▶ [TASK DESCRIPTION]: The whole of the data is to be returned without a single change.

▶ [INFORMATION SHOWN]:

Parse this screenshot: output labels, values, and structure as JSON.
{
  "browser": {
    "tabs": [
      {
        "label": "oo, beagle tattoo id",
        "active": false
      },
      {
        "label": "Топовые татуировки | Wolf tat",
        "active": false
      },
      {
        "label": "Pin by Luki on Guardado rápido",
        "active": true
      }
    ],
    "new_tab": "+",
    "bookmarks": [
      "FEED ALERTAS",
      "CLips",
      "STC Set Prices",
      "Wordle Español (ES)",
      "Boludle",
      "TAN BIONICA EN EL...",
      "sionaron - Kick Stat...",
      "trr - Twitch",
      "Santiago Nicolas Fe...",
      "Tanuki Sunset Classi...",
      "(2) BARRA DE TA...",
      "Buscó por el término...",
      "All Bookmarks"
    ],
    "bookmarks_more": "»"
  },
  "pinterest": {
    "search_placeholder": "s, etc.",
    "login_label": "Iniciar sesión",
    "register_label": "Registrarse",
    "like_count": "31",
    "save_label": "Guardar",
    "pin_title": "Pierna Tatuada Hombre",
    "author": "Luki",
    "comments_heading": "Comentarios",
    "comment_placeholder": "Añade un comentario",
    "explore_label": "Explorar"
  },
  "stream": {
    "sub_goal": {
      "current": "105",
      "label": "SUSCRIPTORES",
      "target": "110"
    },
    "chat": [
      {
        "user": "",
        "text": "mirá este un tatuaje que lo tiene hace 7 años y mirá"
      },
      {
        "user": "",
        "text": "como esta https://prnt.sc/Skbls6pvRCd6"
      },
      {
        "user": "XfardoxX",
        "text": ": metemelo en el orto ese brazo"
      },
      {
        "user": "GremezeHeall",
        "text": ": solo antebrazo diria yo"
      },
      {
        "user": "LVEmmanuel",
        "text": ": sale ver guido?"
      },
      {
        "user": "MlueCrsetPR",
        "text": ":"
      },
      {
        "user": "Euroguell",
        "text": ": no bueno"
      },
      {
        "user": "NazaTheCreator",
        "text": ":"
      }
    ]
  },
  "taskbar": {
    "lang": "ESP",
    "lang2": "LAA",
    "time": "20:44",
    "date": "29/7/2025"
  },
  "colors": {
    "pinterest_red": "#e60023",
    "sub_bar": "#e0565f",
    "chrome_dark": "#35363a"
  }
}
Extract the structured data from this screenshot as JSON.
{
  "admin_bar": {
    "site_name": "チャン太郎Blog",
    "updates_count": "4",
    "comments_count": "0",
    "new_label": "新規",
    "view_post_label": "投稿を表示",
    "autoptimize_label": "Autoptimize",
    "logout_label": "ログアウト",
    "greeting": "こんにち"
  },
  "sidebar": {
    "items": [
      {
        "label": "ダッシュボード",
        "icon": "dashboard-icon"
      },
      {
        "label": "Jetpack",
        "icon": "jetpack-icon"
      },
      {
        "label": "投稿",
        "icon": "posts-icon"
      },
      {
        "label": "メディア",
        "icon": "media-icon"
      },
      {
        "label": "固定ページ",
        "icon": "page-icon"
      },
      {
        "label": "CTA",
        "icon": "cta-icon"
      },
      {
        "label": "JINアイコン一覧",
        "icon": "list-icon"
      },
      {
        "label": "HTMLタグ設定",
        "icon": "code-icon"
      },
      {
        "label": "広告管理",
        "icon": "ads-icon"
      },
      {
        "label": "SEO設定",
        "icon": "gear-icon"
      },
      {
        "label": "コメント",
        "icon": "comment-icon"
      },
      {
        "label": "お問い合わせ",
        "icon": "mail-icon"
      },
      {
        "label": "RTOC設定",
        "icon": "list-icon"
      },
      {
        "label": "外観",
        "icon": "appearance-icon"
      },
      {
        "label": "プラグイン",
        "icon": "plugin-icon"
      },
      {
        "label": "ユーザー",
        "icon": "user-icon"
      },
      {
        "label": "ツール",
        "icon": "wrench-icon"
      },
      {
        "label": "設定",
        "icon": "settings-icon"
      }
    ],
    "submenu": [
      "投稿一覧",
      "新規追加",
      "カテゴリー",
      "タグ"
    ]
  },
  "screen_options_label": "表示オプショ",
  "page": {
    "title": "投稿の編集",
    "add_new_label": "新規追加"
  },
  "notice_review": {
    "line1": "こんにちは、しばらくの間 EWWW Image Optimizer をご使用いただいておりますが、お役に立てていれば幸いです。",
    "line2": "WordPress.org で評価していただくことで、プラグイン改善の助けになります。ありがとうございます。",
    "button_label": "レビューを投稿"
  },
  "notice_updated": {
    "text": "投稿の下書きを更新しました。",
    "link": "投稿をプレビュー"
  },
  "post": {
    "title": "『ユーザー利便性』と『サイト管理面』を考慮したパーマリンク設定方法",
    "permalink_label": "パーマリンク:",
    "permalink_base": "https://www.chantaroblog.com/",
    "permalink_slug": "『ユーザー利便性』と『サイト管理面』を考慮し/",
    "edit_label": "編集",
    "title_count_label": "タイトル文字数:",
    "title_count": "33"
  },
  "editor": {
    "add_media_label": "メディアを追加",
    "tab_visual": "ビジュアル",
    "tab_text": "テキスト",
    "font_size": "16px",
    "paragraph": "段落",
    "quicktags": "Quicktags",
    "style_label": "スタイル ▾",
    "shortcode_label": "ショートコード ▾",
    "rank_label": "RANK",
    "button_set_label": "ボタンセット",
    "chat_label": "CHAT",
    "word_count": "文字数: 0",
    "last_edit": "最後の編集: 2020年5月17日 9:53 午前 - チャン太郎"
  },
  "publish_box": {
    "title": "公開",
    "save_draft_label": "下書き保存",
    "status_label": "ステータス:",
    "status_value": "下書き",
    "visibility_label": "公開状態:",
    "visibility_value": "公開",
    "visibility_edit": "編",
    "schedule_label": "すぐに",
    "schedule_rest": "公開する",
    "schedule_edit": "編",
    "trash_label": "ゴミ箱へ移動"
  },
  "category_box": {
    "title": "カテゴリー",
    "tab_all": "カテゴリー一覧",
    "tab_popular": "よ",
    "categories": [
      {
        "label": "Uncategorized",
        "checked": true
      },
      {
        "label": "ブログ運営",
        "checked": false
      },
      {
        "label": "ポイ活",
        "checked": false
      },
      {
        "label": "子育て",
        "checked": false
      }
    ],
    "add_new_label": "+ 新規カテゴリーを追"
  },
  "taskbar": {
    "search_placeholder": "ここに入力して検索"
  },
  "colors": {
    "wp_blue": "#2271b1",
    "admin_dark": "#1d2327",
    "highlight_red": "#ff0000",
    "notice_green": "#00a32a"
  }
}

▶ [SOLUTION FOR THIS PROBLEM]:
Parse this screenshot: output labels, values, and structure as JSON.
{
  "browser": {
    "tabs": [
      {
        "label": "oo, beagle tattoo id",
        "active": false
      },
      {
        "label": "Топовые татуировки | Wolf tat",
        "active": false
      },
      {
        "label": "Pin by Luki on Guardado rápido",
        "active": true
      }
    ],
    "new_tab": "+",
    "bookmarks": [
      "FEED ALERTAS",
      "CLips",
      "STC Set Prices",
      "Wordle Español (ES)",
      "Boludle",
      "TAN BIONICA EN EL...",
      "sionaron - Kick Stat...",
      "trr - Twitch",
      "Santiago Nicolas Fe...",
      "Tanuki Sunset Classi...",
      "(2) BARRA DE TA...",
      "Buscó por el término...",
      "All Bookmarks"
    ],
    "bookmarks_more": "»"
  },
  "pinterest": {
    "search_placeholder": "s, etc.",
    "login_label": "Iniciar sesión",
    "register_label": "Registrarse",
    "like_count": "31",
    "save_label": "Guardar",
    "pin_title": "Pierna Tatuada Hombre",
    "author": "Luki",
    "comments_heading": "Comentarios",
    "comment_placeholder": "Añade un comentario",
    "explore_label": "Explorar"
  },
  "stream": {
    "sub_goal": {
      "current": "105",
      "label": "SUSCRIPTORES",
      "target": "110"
    },
    "chat": [
      {
        "user": "",
        "text": "mirá este un tatuaje que lo tiene hace 7 años y mirá"
      },
      {
        "user": "",
        "text": "como esta https://prnt.sc/Skbls6pvRCd6"
      },
      {
        "user": "XfardoxX",
        "text": ": metemelo en el orto ese brazo"
      },
      {
        "user": "GremezeHeall",
        "text": ": solo antebrazo diria yo"
      },
      {
        "user": "LVEmmanuel",
        "text": ": sale ver guido?"
      },
      {
        "user": "MlueCrsetPR",
        "text": ":"
      },
      {
        "user": "Euroguell",
        "text": ": no bueno"
      },
      {
        "user": "NazaTheCreator",
        "text": ":"
      }
    ]
  },
  "taskbar": {
    "lang": "ESP",
    "lang2": "LAA",
    "time": "20:44",
    "date": "29/7/2025"
  },
  "colors": {
    "pinterest_red": "#e60023",
    "sub_bar": "#e0565f",
    "chrome_dark": "#35363a"
  }
}
Extract the structured data from this screenshot as JSON.
{
  "admin_bar": {
    "site_name": "チャン太郎Blog",
    "updates_count": "4",
    "comments_count": "0",
    "new_label": "新規",
    "view_post_label": "投稿を表示",
    "autoptimize_label": "Autoptimize",
    "logout_label": "ログアウト",
    "greeting": "こんにち"
  },
  "sidebar": {
    "items": [
      {
        "label": "ダッシュボード",
        "icon": "dashboard-icon"
      },
      {
        "label": "Jetpack",
        "icon": "jetpack-icon"
      },
      {
        "label": "投稿",
        "icon": "posts-icon"
      },
      {
        "label": "メディア",
        "icon": "media-icon"
      },
      {
        "label": "固定ページ",
        "icon": "page-icon"
      },
      {
        "label": "CTA",
        "icon": "cta-icon"
      },
      {
        "label": "JINアイコン一覧",
        "icon": "list-icon"
      },
      {
        "label": "HTMLタグ設定",
        "icon": "code-icon"
      },
      {
        "label": "広告管理",
        "icon": "ads-icon"
      },
      {
        "label": "SEO設定",
        "icon": "gear-icon"
      },
      {
        "label": "コメント",
        "icon": "comment-icon"
      },
      {
        "label": "お問い合わせ",
        "icon": "mail-icon"
      },
      {
        "label": "RTOC設定",
        "icon": "list-icon"
      },
      {
        "label": "外観",
        "icon": "appearance-icon"
      },
      {
        "label": "プラグイン",
        "icon": "plugin-icon"
      },
      {
        "label": "ユーザー",
        "icon": "user-icon"
      },
      {
        "label": "ツール",
        "icon": "wrench-icon"
      },
      {
        "label": "設定",
        "icon": "settings-icon"
      }
    ],
    "submenu": [
      "投稿一覧",
      "新規追加",
      "カテゴリー",
      "タグ"
    ]
  },
  "screen_options_label": "表示オプショ",
  "page": {
    "title": "投稿の編集",
    "add_new_label": "新規追加"
  },
  "notice_review": {
    "line1": "こんにちは、しばらくの間 EWWW Image Optimizer をご使用いただいておりますが、お役に立てていれば幸いです。",
    "line2": "WordPress.org で評価していただくことで、プラグイン改善の助けになります。ありがとうございます。",
    "button_label": "レビューを投稿"
  },
  "notice_updated": {
    "text": "投稿の下書きを更新しました。",
    "link": "投稿をプレビュー"
  },
  "post": {
    "title": "『ユーザー利便性』と『サイト管理面』を考慮したパーマリンク設定方法",
    "permalink_label": "パーマリンク:",
    "permalink_base": "https://www.chantaroblog.com/",
    "permalink_slug": "『ユーザー利便性』と『サイト管理面』を考慮し/",
    "edit_label": "編集",
    "title_count_label": "タイトル文字数:",
    "title_count": "33"
  },
  "editor": {
    "add_media_label": "メディアを追加",
    "tab_visual": "ビジュアル",
    "tab_text": "テキスト",
    "font_size": "16px",
    "paragraph": "段落",
    "quicktags": "Quicktags",
    "style_label": "スタイル ▾",
    "shortcode_label": "ショートコード ▾",
    "rank_label": "RANK",
    "button_set_label": "ボタンセット",
    "chat_label": "CHAT",
    "word_count": "文字数: 0",
    "last_edit": "最後の編集: 2020年5月17日 9:53 午前 - チャン太郎"
  },
  "publish_box": {
    "title": "公開",
    "save_draft_label": "下書き保存",
    "status_label": "ステータス:",
    "status_value": "下書き",
    "visibility_label": "公開状態:",
    "visibility_value": "公開",
    "visibility_edit": "編",
    "schedule_label": "すぐに",
    "schedule_rest": "公開する",
    "schedule_edit": "編",
    "trash_label": "ゴミ箱へ移動"
  },
  "category_box": {
    "title": "カテゴリー",
    "tab_all": "カテゴリー一覧",
    "tab_popular": "よ",
    "categories": [
      {
        "label": "Uncategorized",
        "checked": true
      },
      {
        "label": "ブログ運営",
        "checked": false
      },
      {
        "label": "ポイ活",
        "checked": false
      },
      {
        "label": "子育て",
        "checked": false
      }
    ],
    "add_new_label": "+ 新規カテゴリーを追"
  },
  "taskbar": {
    "search_placeholder": "ここに入力して検索"
  },
  "colors": {
    "wp_blue": "#2271b1",
    "admin_dark": "#1d2327",
    "highlight_red": "#ff0000",
    "notice_green": "#00a32a"
  }
}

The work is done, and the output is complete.